Very thoughtful,and unique. brilliant even-but my questions start to crystallize; after this, then what? Don't get me wrong, I am simply putting my self in shoes of a mother having a child with c.p in Mukuru kwa Rueben, or Majengo. Financial and logistics questions. ! Can Google maps add more information relating to the services provided or other facilities providing other services for diversification purposes?
Hope to see you next time, on the group meetings for clarification purposes.
Kindly involve me in your fine tuning process Remember, you are the brains of the group and all hopes are on you.

Photo of Cindy Obath
Team

Maina, Thanks for that. To tackle some of the questions you are asking: Yes, Google Maps can put more information and we also can map out facilities.

When it comes to the other issues of logistics and finance, this idea addresses them by giving them the information they need to determine where the best places are for them to seek support and to access various services. 'Best', in this sense, is expressed in proximity and capacity of the support group or centre.

Photo of Meena Kadri
Team

Your initial lightweight experiment sounds like a great start – and we hope you make progress with this and report back and share learnings here towards evolving your idea further. Pay special attention to what is surprising, challenging and successful. Here's more tips: http://bit.ly/pr0totype
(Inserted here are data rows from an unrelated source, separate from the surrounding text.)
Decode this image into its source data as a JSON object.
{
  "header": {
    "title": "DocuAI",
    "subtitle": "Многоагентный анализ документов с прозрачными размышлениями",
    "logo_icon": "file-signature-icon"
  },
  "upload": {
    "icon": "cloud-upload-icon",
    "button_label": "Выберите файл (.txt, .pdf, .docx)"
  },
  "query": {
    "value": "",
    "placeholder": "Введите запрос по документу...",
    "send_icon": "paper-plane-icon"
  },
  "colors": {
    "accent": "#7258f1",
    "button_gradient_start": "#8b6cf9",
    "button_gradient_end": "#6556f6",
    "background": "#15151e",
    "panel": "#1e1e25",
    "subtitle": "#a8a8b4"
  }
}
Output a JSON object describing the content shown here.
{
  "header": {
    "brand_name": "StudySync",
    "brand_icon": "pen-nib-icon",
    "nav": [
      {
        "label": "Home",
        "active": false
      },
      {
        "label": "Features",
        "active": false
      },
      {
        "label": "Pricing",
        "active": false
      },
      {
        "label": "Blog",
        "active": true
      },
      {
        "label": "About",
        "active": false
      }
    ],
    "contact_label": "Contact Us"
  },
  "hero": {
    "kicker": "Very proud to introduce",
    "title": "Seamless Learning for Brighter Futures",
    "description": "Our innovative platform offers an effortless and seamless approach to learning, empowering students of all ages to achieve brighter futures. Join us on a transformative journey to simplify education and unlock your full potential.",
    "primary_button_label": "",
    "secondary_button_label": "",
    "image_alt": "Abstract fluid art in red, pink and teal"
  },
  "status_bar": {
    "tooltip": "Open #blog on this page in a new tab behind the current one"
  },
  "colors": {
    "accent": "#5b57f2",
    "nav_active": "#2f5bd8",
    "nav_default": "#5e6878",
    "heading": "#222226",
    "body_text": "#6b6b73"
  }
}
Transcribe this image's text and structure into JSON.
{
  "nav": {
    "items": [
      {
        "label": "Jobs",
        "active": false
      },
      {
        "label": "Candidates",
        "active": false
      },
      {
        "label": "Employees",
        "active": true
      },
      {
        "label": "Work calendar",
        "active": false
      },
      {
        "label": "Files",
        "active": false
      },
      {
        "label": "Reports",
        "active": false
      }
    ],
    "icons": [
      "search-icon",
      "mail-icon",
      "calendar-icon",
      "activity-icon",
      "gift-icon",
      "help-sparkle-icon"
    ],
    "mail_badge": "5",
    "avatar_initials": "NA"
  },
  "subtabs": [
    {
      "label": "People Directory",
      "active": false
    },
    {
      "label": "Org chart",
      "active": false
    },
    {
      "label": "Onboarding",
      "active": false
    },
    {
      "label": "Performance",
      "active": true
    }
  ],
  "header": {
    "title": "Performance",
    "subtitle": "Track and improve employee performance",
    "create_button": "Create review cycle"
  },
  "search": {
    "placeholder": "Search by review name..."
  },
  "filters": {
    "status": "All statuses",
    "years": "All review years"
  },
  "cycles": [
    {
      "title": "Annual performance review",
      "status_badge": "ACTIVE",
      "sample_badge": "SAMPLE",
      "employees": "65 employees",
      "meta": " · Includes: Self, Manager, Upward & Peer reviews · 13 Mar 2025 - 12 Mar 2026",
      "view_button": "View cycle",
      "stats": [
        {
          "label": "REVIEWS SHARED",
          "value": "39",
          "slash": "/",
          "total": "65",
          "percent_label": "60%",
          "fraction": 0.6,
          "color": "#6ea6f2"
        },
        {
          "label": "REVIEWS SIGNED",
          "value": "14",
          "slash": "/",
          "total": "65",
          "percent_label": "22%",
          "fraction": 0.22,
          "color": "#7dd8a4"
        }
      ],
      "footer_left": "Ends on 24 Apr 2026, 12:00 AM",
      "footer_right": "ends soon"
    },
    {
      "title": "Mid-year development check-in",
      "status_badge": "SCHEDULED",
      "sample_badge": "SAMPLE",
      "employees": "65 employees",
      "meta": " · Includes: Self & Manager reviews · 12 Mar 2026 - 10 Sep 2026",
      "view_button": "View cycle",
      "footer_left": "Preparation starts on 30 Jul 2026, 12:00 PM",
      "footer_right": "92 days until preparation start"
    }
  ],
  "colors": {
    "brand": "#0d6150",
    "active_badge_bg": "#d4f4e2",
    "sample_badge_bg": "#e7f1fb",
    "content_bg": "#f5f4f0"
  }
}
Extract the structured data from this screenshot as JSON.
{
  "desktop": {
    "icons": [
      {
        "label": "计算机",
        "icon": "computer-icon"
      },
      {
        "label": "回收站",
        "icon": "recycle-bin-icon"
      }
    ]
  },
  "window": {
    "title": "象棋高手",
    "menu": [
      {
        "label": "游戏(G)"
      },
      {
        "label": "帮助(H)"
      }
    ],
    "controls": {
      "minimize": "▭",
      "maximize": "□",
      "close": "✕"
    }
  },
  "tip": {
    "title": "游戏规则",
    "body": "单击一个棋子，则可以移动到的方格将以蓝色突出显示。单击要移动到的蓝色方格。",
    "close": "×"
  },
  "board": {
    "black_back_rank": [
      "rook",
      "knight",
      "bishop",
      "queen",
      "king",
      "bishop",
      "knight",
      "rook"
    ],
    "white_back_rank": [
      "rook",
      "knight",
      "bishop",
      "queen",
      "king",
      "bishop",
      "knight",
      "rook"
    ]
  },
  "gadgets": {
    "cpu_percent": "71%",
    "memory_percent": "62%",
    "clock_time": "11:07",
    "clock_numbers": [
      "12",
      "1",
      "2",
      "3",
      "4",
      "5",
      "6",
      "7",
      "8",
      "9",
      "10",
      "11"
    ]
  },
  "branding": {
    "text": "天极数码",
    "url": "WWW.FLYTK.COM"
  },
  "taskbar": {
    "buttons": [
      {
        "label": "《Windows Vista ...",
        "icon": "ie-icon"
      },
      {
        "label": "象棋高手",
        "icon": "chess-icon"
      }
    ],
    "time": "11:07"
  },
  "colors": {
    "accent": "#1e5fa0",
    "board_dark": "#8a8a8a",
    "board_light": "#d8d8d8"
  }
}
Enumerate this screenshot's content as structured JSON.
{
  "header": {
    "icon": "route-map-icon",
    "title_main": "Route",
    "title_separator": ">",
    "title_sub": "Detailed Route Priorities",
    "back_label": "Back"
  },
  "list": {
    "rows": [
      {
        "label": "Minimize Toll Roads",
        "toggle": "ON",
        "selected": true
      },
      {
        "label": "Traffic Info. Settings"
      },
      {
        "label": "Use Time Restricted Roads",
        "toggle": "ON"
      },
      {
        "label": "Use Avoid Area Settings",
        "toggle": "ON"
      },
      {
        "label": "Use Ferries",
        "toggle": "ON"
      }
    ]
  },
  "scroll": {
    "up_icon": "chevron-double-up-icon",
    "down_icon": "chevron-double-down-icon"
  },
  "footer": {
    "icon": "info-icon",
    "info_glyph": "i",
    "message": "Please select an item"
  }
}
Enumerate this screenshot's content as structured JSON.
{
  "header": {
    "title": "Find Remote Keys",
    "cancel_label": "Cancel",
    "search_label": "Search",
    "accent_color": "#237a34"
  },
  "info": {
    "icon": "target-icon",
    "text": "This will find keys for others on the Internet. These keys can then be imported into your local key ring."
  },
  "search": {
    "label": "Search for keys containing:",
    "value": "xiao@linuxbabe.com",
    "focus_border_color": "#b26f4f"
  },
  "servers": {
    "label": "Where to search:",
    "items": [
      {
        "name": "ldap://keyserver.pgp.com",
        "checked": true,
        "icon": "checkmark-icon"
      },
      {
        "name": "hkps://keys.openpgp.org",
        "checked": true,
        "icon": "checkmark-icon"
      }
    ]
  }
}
Perhaps you might also consider helping people better grasp how this idea could play out by describing some example scenarios which describe user journeys through some of the proposed activities you've outlined. Check this example: http://www.openideo.com/open/e-waste/concepting/neighbourhood-e-waste-champion/ where a few simple scenarios were created in an attempt to explain the goodness on the idea in a human-centered way. (You can update your post at any time by hitting the Update Entry button up there on the right.) Through doing this we'll be able appreciate your idea through the lens of people in low-income communities.

We additionally hope you'll join in on discussion on others people's ideas here at OpenIDEO. Your perspectives would certainly enrich our conversations and collaboration...

Photo of Cindy Obath
Team

Thank you Meena. I will post some scenarios that should illustrate the idea better. I look forward to contributing...

Photo of wekesa zab
Team

Halo Cindy.
Am loving this idea. I have some concept ideas from Jhpiego .. Lemmi trace them the will share ..exciting to have u join in on the platform . looking forward to some awesome collaboration..

Cheers.

Photo of Cindy Obath
Team

Thanks, Wekesa. I loo forward to seeing your concept ideas and collaborating.